***** SUPPLIED DATA

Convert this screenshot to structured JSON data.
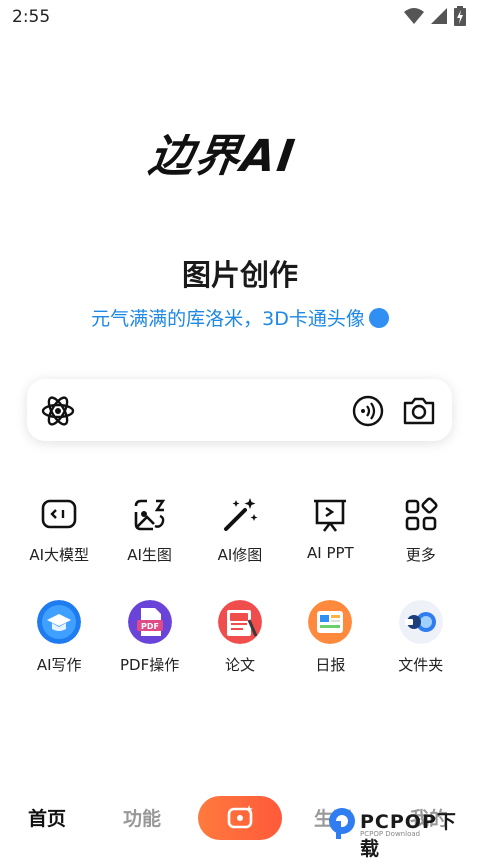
{
  "status_bar": {
    "time": "2:55"
  },
  "logo": {
    "text": "边界AI"
  },
  "hero": {
    "title": "图片创作",
    "subtitle": "元气满满的库洛米，3D卡通头像"
  },
  "tools": [
    {
      "label": "AI大模型",
      "icon": "chat-bubble-icon"
    },
    {
      "label": "AI生图",
      "icon": "image-gen-icon"
    },
    {
      "label": "AI修图",
      "icon": "magic-wand-icon"
    },
    {
      "label": "AI PPT",
      "icon": "presentation-icon"
    },
    {
      "label": "更多",
      "icon": "grid-more-icon"
    }
  ],
  "apps": [
    {
      "label": "AI写作",
      "icon": "graduation-cap-icon",
      "color": "#1e7bf0"
    },
    {
      "label": "PDF操作",
      "icon": "pdf-icon",
      "color": "#6a43d8"
    },
    {
      "label": "论文",
      "icon": "paper-icon",
      "color": "#f04d4d"
    },
    {
      "label": "日报",
      "icon": "daily-report-icon",
      "color": "#ff8a3d"
    },
    {
      "label": "文件夹",
      "icon": "folder-icon",
      "color": "#e8eef8"
    }
  ],
  "tabbar": {
    "home": "首页",
    "features": "功能",
    "generate": "生图",
    "mine": "我的"
  },
  "watermark": {
    "text": "PCPOP下载",
    "subtext": "PCPOP Download"
  },
  "colors": {
    "accent": "#1e88e5",
    "orange": "#ff6a3a"
  }
}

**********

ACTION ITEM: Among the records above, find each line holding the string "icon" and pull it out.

RESPONSE TO THE EXERCISE:
      "icon": "chat-bubble-icon"
      "icon": "image-gen-icon"
      "icon": "magic-wand-icon"
      "icon": "presentation-icon"
      "icon": "grid-more-icon"
      "icon": "graduation-cap-icon",
      "icon": "pdf-icon",
      "icon": "paper-icon",
      "icon": "daily-report-icon",
      "icon": "folder-icon",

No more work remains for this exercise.